    The grass always looks greener on the neighbors lawn. That is why the general public is upset with the idea civil servants get pensions. Bottom line the benefits of civil servants particularly firefighters and police officers in the State of New York appear to be generous in these bad economic times. As one of these civil servants I can understand the misguided frustration of the general public. BUT bottom line 20 years ago when I first worked for the State of New York ( my job required a Bachelor Degree ) I made 25,000 dollars less and no bonuses of any kind like the my private sector friends w/ comparable education levels.What was my reason to forgo $25,000 and bonuses, the defined pension I was to receive at 62 years old. Upon leaving that position and becoming a firefighter (NYC) I took on a much more dangerous job, my life expectancy is shorter, and I face injury and death everyday I go to work. My reward a decent pay not the best compared to neighboring municipalities and a defined pension after 20 years of service in the pension system. Why because the job of a firefighter is not a 9-5 office job ( not knocking 9-5 jobs as I had one prior to Fire Service as I explained). That is why we get paid decent and get defined pensions . To say it is a calling, yes of course you must be willing to go to work knowing you may die. But a word to the general public – because it takes a special type of individual doesn’t mean we should not be adequately paid and have a means of income after 20 years of service. This job is not for 55 year firefighters climbing a 100 aerial ladder to ventilate a roof. It is a young persons job. That is why we receive 20 year pensions in many NYS paid Dept. Jobs of the emergency service cannot be compared to the average job and that is why benefits and pensions maybe a bit better than the private sector jobs right now. Go back in time when the stock market was rolling and the private sector was getting xmas bonuses, people were buying huge houses, having boats, etc most firefighters were working a second job to make ends meet.

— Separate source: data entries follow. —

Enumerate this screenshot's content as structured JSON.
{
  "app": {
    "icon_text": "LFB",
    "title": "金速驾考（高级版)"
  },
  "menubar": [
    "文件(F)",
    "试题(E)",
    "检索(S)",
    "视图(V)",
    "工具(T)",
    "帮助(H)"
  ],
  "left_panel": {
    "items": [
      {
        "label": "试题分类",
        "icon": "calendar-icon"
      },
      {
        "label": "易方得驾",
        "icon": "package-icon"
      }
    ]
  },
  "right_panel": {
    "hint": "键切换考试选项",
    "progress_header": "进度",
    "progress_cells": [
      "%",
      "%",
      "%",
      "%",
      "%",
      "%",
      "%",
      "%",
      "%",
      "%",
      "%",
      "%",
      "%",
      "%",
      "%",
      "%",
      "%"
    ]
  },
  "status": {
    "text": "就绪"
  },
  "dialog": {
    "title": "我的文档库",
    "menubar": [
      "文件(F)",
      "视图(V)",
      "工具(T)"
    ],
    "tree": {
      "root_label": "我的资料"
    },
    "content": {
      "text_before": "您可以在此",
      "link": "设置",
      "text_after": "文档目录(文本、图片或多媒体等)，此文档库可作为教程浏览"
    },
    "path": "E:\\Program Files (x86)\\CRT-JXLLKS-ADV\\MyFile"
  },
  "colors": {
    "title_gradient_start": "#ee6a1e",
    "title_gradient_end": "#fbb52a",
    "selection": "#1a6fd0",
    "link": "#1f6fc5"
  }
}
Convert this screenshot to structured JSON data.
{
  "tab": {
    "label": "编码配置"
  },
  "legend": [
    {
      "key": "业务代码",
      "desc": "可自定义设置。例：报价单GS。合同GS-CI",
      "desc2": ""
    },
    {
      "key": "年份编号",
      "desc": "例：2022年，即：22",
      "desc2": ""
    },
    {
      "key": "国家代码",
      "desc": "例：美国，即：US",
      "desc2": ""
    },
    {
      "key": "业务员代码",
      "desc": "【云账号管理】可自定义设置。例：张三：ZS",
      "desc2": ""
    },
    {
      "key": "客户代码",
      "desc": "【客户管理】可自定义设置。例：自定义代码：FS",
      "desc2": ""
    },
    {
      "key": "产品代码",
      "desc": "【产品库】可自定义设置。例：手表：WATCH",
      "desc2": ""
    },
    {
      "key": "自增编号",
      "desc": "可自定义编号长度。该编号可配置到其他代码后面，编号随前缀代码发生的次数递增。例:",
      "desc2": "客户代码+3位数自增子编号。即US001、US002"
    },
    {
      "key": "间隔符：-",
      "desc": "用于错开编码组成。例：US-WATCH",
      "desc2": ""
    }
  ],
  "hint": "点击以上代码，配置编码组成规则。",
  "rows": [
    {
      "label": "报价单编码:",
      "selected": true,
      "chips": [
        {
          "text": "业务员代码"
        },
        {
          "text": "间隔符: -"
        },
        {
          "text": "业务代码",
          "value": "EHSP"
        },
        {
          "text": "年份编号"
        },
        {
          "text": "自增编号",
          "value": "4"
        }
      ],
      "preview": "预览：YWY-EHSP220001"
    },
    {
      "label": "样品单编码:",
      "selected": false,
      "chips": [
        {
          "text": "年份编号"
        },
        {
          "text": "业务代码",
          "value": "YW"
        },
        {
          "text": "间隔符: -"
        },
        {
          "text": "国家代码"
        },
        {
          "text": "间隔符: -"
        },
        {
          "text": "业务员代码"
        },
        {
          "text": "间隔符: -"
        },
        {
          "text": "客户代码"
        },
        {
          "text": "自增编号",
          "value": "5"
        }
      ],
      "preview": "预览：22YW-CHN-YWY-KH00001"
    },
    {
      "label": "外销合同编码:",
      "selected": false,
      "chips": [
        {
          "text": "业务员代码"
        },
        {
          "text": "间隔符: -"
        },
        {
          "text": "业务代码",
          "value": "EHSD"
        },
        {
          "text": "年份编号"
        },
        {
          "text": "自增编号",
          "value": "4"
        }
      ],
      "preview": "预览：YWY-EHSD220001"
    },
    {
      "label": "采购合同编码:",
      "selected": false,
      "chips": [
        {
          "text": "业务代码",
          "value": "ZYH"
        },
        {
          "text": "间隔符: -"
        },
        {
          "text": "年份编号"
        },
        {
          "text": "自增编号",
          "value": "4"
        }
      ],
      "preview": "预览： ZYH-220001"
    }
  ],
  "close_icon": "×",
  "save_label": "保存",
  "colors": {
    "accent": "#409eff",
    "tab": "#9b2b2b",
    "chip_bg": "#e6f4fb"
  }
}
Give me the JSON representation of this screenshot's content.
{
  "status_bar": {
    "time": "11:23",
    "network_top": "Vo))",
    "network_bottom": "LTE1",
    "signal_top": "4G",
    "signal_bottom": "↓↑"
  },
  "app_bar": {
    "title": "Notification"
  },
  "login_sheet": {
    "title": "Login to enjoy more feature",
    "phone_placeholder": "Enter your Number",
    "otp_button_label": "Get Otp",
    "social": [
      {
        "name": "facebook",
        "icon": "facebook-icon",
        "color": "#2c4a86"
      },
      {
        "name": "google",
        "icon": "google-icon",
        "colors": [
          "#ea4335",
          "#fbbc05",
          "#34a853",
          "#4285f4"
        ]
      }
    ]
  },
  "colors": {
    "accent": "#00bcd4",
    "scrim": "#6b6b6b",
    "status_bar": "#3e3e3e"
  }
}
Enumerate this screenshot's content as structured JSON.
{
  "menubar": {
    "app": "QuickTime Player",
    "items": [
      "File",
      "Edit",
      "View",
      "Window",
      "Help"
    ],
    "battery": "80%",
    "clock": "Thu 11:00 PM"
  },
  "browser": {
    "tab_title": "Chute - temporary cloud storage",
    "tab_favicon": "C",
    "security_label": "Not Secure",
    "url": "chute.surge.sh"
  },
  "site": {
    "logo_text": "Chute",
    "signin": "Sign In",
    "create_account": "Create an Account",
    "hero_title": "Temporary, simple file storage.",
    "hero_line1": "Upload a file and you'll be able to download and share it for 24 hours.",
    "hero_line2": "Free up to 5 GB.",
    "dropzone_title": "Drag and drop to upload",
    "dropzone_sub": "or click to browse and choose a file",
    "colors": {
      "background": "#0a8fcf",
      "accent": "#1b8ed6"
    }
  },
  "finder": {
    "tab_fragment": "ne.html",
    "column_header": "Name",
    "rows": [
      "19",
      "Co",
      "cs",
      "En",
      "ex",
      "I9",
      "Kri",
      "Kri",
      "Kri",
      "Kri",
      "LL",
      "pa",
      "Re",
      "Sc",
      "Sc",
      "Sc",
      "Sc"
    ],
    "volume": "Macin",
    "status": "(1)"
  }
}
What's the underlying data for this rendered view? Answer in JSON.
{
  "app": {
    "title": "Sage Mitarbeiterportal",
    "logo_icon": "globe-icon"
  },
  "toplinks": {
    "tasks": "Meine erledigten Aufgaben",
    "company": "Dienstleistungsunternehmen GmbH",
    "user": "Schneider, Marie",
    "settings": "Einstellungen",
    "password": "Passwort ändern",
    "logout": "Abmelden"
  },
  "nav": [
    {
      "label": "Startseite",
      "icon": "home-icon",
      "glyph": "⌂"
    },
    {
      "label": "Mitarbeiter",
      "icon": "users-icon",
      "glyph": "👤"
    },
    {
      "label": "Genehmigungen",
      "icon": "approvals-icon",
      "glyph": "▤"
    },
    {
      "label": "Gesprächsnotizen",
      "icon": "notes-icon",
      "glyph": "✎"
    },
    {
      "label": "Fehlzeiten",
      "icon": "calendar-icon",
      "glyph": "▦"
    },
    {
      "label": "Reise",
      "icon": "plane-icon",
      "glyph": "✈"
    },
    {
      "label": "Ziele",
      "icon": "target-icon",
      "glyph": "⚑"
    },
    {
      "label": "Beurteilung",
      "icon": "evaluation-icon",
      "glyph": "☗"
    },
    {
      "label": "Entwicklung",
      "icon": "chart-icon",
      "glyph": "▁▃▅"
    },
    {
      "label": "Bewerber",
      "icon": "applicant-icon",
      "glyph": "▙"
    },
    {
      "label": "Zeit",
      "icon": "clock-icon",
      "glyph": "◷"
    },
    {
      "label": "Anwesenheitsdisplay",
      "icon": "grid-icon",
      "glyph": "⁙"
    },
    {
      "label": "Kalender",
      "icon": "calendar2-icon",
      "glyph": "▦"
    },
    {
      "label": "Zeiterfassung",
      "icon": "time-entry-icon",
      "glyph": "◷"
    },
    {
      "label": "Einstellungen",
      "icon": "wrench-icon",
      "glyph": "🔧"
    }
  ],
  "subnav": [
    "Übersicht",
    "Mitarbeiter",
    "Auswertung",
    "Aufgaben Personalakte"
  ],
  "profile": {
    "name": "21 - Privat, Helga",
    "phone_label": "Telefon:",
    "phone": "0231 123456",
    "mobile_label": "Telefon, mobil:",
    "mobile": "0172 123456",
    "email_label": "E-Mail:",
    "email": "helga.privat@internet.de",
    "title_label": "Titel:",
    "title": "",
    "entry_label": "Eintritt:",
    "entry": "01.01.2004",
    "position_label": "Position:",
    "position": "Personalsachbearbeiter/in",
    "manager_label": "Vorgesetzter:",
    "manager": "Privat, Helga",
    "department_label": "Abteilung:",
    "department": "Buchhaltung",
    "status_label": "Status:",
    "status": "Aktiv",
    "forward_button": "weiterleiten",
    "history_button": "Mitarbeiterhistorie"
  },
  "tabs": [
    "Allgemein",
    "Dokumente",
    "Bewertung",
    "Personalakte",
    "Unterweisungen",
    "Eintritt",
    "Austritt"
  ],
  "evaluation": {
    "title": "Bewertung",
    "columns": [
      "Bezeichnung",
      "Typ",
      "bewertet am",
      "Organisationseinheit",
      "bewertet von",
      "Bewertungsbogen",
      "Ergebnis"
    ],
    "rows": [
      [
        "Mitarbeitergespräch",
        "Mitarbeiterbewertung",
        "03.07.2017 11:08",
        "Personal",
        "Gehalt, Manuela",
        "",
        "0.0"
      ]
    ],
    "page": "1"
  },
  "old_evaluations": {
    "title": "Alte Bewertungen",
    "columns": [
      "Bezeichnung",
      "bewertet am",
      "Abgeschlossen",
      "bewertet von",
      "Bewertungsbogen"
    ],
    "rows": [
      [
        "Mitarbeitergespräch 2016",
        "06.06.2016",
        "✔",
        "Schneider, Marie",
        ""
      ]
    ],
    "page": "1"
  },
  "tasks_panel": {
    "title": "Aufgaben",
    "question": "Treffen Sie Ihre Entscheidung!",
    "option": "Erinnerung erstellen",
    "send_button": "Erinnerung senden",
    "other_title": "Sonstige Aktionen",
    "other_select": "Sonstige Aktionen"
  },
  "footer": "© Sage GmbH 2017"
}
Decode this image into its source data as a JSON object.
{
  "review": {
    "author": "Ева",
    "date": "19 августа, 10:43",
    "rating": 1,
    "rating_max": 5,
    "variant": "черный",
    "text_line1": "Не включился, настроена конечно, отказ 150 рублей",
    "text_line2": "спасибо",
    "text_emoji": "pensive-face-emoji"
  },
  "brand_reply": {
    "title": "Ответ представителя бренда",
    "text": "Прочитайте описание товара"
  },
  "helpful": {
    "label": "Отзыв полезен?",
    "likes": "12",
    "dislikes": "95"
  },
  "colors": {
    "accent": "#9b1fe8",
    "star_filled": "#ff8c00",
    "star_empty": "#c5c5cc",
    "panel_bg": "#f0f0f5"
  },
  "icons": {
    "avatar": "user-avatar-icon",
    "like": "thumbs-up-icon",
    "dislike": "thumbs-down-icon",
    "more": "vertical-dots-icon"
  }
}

    Now the very same people who were living the high life lost in the big economic down turn and are astonished that the very jobs they never even considered to take have a defined pension. I applaud the Chief for his comments. I make no apologies for my defined pension I can receive right now but chose to stay working a job I truly enjoy. But, everyday I go to work is Russian roulette!!!!!!!!!!!!!